Clinician Elizabeth Kubler Ross named the 5 stages of grief: denial, anger, bargaining, depression, and acceptance. In follow-up books she conceded there is variability in intensity, length, and order of the stages. Some people will travel through the stages over and over. Others may linger a long time in one stage or another.
How can people work through grief?
Grieving a loss is natural and appropriate, but it does take time. If we think of the loss as an injury — like a broken bone — we wouldn’t keep moving without attending to the injury, so why with grief? I would encourage someone who is grieving to stay connected with friends and family, but don’t be afraid to set limits on time and energy: balance effort and rest. Practice self-care — getting plenty of sleep, hydrating, eating healthy food. Small acts of kindness toward oneself, even turning down the bed covers and leaving yourself a cup of tea at the bedside or listening to music can help.
There is also talk therapy or groups. People sometimes think they will be bothered to be around others in pain, but often it is the opposite: We feel less alone.
Finally, maybe open just a little window of trust and identify one close person to confide in more deeply. Say that you are still hurting and could use a good meal and conversation. Then ask your friend if they are up for it. Try to be specific in asking for what you need.
What surprised you about grief?
It’s not uncommon to experience a guilt associated with the loss. I often meet with people who are berating themselves for small things they could have done better or differently, when really, they did fine and really need to hear that over and over.
New losses can reignite old ones, too. If you never had the chance to metabolize a big loss in the past, for example, another, later loss may become more complicated. The good news is that may offer a chance to work through both.
When is one ‘cured’ of grief?

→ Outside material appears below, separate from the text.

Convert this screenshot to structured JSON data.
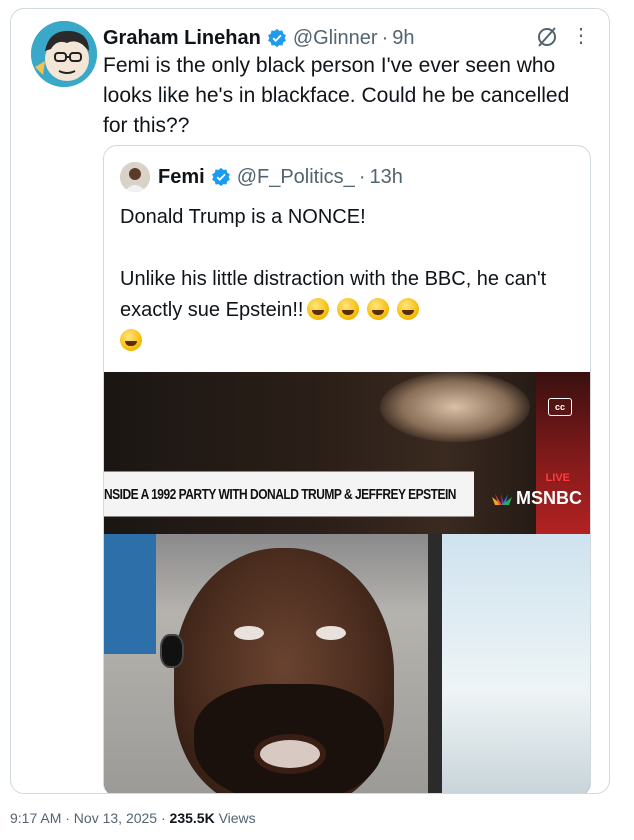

With a profound loss, you may always grieve. But you will also learn to live with your loss, heal, and build around it. You can be whole again, but not necessarily the same as before. To honor your loss, you really wouldn’t want to be. Through suffering we have the opportunity to hone our compassion for others, and for some people their losses of the past will be their tools for connecting with others in the future.